GE, Autodesk join $14 million bet on smart building boom
Sales of smart building technologies almost could triple to $17.4 billion between 2014 and 2019. That’s driving a flood of investment from corporations and venture capitalists alike.
Large companies and venture capital investors are both seeing the wisdom in smart building technology.
As of this week, you can add cloud software company Lucid to the list of energy-efficiency startups — particularly those that monitor building power consumption for lighting and climate-control systems — attracting substantial cash infusions this year.
Lucid plans to use the new funds for enhancements to BuildingOS, a cloud service that analyzes data from more than 160 hardware and software building technologies.
“Lucid’s technology is rapidly connecting many disparate building systems together, making the vision of truly connected buildings and real-time management possible,” said Ben Sampson, an associate with GE Ventures.
Its reference accounts include Genentech, along with more than a half-dozen educational institutions such as Cornell University and Stanford University.
Lucid joins a respectable list of companies attracting private capital this year, as businesses and organizations become more comfortable with gathering data from the Internet of Things.
Research firm Mercom Capital Group reports that startups focused on smart grid and energy efficiency raised more than $325 million in the first quarter.
Two deals last quarter that explicitly focused on building management or analytics: Blue Pillar, which scored a $14 million deal after more than 250 deployments; and Enbala Power Networks, which raised $11 million.
All told, the last year has been incredibly active in the sector, reaching $944 million in 2014. Those investments covered more than 111 deals at a time when the broader field of cleantech has suffered a decline in available capital, according to a separate report from Lux Research.
“While cleantech is declining from its peak of 291 deals in 2008, building energy deals have risen steadily since then, growing by 208 percent over the same period,” Lux wrote in its presentation about funding trends.
One of the more notable deals over the past two years was Distech Controls, which raised about $37 million in May 2013.
Lux analyst Alex Herceg said investors generally favor later-state deals, putting their money into organizations with demonstrated customer installations. “There’s almost more money than good deals right now,” he said.
Why so active?
The spike in funding reflects the rather bullish revenue projects for building energy management technologies over the next decade. Depending on how broadly you view the market, projections vary dramatically.
If you focus just on building energy management, revenue is likely to reach around $2.4 billion this year, growing almost fivefold to $10.8 billion by 2024, according to the forecast from Navigant Research.
Players in the space include not only a slew of startups, but also multinational companies such as Siemans and Intel.
“Building energy management systems (BEMS) represent an important evolutionary step in the approach to facilities and operations management,” said Casey Talon, senior analyst, commenting on that projection. “As the market matures, more integrated and sophisticated BEMS solutions are delivering energy efficiency improvements while also enabling comprehensive business intelligence and strategic management.”
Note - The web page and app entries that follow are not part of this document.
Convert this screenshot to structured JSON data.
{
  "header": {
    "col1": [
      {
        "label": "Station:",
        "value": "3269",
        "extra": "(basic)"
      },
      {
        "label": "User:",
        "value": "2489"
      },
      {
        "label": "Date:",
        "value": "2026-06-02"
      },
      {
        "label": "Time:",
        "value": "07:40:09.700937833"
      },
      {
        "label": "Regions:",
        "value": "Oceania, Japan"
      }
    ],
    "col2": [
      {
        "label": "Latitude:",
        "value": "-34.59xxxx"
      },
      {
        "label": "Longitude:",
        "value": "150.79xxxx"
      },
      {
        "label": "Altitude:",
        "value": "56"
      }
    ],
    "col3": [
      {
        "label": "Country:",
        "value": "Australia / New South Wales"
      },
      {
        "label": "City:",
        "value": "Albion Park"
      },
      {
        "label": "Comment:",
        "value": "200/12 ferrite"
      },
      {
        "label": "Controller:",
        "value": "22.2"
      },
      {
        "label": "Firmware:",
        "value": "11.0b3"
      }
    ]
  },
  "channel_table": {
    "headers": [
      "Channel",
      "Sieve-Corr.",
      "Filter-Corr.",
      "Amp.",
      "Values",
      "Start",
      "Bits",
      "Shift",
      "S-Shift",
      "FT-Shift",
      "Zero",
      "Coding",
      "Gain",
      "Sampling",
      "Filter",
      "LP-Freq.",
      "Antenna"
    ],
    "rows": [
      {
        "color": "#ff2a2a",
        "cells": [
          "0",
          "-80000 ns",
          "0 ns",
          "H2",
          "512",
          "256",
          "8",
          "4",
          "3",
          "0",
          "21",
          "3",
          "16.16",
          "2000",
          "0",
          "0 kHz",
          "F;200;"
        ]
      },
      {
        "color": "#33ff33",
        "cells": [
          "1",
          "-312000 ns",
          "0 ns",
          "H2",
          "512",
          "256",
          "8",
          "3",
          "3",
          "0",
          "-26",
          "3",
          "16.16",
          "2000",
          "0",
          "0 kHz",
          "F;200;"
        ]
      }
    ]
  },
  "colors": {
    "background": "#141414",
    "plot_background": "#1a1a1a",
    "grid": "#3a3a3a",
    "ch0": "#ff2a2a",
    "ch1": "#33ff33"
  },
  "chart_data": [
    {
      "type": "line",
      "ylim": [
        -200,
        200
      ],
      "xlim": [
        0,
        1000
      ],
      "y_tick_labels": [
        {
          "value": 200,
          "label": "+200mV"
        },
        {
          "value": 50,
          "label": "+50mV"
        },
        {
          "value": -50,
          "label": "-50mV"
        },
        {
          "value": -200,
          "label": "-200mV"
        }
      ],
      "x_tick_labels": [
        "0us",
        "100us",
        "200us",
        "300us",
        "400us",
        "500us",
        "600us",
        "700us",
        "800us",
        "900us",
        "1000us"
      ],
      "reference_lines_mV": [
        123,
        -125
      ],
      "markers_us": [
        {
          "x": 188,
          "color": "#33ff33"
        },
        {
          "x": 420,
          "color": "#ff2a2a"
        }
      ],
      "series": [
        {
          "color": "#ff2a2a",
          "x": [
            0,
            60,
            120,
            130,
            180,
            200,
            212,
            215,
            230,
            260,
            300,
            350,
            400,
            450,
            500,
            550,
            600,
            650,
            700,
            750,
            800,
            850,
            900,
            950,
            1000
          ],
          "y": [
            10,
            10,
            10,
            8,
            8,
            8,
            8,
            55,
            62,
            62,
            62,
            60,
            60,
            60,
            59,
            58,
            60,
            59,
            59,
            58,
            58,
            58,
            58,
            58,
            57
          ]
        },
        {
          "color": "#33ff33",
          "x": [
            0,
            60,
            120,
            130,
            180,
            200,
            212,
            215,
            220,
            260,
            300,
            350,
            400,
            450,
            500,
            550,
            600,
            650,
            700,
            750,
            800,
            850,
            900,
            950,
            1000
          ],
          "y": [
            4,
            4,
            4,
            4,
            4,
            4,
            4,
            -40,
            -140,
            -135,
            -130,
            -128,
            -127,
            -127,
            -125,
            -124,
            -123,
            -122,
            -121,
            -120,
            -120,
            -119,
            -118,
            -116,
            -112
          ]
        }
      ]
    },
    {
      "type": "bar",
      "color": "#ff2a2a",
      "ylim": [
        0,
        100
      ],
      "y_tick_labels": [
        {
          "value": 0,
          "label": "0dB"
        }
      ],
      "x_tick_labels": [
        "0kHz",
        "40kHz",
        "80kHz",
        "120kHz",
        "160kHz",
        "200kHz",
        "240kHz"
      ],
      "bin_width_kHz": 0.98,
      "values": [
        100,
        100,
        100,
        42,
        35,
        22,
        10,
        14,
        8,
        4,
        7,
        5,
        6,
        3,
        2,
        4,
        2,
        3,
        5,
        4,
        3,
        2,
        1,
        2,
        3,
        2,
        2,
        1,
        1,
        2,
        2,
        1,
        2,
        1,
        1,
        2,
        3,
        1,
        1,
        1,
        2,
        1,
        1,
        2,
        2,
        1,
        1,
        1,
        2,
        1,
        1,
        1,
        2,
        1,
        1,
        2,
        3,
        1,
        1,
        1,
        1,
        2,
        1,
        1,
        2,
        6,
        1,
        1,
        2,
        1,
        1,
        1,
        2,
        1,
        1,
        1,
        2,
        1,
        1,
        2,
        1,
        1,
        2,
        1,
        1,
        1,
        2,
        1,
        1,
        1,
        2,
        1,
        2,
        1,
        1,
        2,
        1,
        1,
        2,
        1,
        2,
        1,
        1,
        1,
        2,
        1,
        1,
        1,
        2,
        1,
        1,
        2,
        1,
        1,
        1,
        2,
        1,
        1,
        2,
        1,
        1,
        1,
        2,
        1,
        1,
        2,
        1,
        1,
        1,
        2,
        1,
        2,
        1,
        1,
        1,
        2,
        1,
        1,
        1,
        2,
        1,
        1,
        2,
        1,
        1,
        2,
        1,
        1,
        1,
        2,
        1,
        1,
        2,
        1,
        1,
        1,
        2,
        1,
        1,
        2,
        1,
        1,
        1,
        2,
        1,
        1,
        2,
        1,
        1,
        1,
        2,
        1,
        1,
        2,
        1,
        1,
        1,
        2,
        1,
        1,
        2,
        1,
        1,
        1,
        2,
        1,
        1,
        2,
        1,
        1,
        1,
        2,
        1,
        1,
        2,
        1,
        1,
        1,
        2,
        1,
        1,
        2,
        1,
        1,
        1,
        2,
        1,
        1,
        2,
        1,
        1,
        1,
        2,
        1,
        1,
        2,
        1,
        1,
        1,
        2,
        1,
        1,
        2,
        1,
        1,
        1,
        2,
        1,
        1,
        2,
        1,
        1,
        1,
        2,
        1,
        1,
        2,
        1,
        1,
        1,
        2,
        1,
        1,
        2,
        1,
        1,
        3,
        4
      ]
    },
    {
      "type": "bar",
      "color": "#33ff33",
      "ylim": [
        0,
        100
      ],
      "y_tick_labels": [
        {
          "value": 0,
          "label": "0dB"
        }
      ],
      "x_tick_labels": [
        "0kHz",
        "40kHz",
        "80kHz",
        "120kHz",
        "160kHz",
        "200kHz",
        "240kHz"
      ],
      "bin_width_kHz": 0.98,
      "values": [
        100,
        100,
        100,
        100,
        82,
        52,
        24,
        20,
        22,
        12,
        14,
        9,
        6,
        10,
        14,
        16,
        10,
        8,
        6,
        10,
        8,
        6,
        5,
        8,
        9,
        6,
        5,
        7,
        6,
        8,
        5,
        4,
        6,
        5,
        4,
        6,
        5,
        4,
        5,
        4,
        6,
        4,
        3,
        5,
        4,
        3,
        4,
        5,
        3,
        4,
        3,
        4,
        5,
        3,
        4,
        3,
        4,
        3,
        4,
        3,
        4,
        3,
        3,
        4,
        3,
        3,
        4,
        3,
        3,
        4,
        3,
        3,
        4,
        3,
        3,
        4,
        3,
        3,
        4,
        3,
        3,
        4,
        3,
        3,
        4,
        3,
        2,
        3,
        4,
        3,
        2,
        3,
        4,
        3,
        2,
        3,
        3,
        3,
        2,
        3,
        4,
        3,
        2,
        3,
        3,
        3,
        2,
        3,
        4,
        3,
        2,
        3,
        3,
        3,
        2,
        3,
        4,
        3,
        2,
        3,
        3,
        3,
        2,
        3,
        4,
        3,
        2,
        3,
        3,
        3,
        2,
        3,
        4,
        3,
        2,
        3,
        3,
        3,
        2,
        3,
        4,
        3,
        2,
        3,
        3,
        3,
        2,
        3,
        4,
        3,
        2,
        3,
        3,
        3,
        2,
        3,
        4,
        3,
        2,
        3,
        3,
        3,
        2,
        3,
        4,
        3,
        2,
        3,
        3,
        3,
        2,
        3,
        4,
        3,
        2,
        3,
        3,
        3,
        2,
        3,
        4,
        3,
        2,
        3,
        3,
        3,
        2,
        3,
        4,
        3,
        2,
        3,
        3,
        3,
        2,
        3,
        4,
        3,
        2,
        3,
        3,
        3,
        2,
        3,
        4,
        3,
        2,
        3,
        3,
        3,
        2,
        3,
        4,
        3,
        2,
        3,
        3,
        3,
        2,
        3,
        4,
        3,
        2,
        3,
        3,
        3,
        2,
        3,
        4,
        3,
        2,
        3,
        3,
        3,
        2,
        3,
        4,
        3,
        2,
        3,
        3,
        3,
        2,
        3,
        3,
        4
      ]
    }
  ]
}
Indeed, if you consider smart buildings from a more holistic perspective, the growth potential is much larger — up to $17.4 billion by 2019, compared with $6.3 billion last year, according to IDC Energy Insights. In North America, spending is being driven by large corporate operational efficiency initiatives.